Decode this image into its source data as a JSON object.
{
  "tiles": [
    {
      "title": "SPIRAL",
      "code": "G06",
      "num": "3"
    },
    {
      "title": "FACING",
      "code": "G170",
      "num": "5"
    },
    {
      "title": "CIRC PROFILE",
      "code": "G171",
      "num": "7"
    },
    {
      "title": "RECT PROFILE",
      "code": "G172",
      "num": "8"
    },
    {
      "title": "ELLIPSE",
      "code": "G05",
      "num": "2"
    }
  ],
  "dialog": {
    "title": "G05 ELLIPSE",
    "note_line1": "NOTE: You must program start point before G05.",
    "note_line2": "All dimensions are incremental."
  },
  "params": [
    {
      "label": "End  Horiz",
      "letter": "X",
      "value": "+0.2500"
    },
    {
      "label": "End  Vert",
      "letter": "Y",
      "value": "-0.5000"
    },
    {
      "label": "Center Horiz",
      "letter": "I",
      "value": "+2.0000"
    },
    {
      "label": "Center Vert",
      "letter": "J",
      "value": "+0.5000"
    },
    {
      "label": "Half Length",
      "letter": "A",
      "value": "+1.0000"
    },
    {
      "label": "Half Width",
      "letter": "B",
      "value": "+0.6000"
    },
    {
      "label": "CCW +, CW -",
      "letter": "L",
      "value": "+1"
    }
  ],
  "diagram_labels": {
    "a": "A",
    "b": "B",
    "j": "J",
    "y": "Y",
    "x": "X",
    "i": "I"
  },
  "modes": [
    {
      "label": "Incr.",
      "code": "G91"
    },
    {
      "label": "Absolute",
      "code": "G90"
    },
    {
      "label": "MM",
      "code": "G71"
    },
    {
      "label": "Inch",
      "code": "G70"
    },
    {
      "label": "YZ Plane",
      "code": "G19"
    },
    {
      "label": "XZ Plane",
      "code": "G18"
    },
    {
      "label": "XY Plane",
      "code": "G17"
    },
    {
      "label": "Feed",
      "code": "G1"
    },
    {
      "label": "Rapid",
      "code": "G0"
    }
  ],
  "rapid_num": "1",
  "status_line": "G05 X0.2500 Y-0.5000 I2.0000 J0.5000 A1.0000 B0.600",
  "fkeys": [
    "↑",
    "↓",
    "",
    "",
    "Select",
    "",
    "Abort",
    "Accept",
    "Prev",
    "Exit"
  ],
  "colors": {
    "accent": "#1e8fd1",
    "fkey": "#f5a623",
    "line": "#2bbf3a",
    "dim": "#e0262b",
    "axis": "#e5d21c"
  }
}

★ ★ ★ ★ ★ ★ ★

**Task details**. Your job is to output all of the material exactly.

**Finished exercise**.
Decode this image into its source data as a JSON object.
{
  "tiles": [
    {
      "title": "SPIRAL",
      "code": "G06",
      "num": "3"
    },
    {
      "title": "FACING",
      "code": "G170",
      "num": "5"
    },
    {
      "title": "CIRC PROFILE",
      "code": "G171",
      "num": "7"
    },
    {
      "title": "RECT PROFILE",
      "code": "G172",
      "num": "8"
    },
    {
      "title": "ELLIPSE",
      "code": "G05",
      "num": "2"
    }
  ],
  "dialog": {
    "title": "G05 ELLIPSE",
    "note_line1": "NOTE: You must program start point before G05.",
    "note_line2": "All dimensions are incremental."
  },
  "params": [
    {
      "label": "End  Horiz",
      "letter": "X",
      "value": "+0.2500"
    },
    {
      "label": "End  Vert",
      "letter": "Y",
      "value": "-0.5000"
    },
    {
      "label": "Center Horiz",
      "letter": "I",
      "value": "+2.0000"
    },
    {
      "label": "Center Vert",
      "letter": "J",
      "value": "+0.5000"
    },
    {
      "label": "Half Length",
      "letter": "A",
      "value": "+1.0000"
    },
    {
      "label": "Half Width",
      "letter": "B",
      "value": "+0.6000"
    },
    {
      "label": "CCW +, CW -",
      "letter": "L",
      "value": "+1"
    }
  ],
  "diagram_labels": {
    "a": "A",
    "b": "B",
    "j": "J",
    "y": "Y",
    "x": "X",
    "i": "I"
  },
  "modes": [
    {
      "label": "Incr.",
      "code": "G91"
    },
    {
      "label": "Absolute",
      "code": "G90"
    },
    {
      "label": "MM",
      "code": "G71"
    },
    {
      "label": "Inch",
      "code": "G70"
    },
    {
      "label": "YZ Plane",
      "code": "G19"
    },
    {
      "label": "XZ Plane",
      "code": "G18"
    },
    {
      "label": "XY Plane",
      "code": "G17"
    },
    {
      "label": "Feed",
      "code": "G1"
    },
    {
      "label": "Rapid",
      "code": "G0"
    }
  ],
  "rapid_num": "1",
  "status_line": "G05 X0.2500 Y-0.5000 I2.0000 J0.5000 A1.0000 B0.600",
  "fkeys": [
    "↑",
    "↓",
    "",
    "",
    "Select",
    "",
    "Abort",
    "Accept",
    "Prev",
    "Exit"
  ],
  "colors": {
    "accent": "#1e8fd1",
    "fkey": "#f5a623",
    "line": "#2bbf3a",
    "dim": "#e0262b",
    "axis": "#e5d21c"
  }
}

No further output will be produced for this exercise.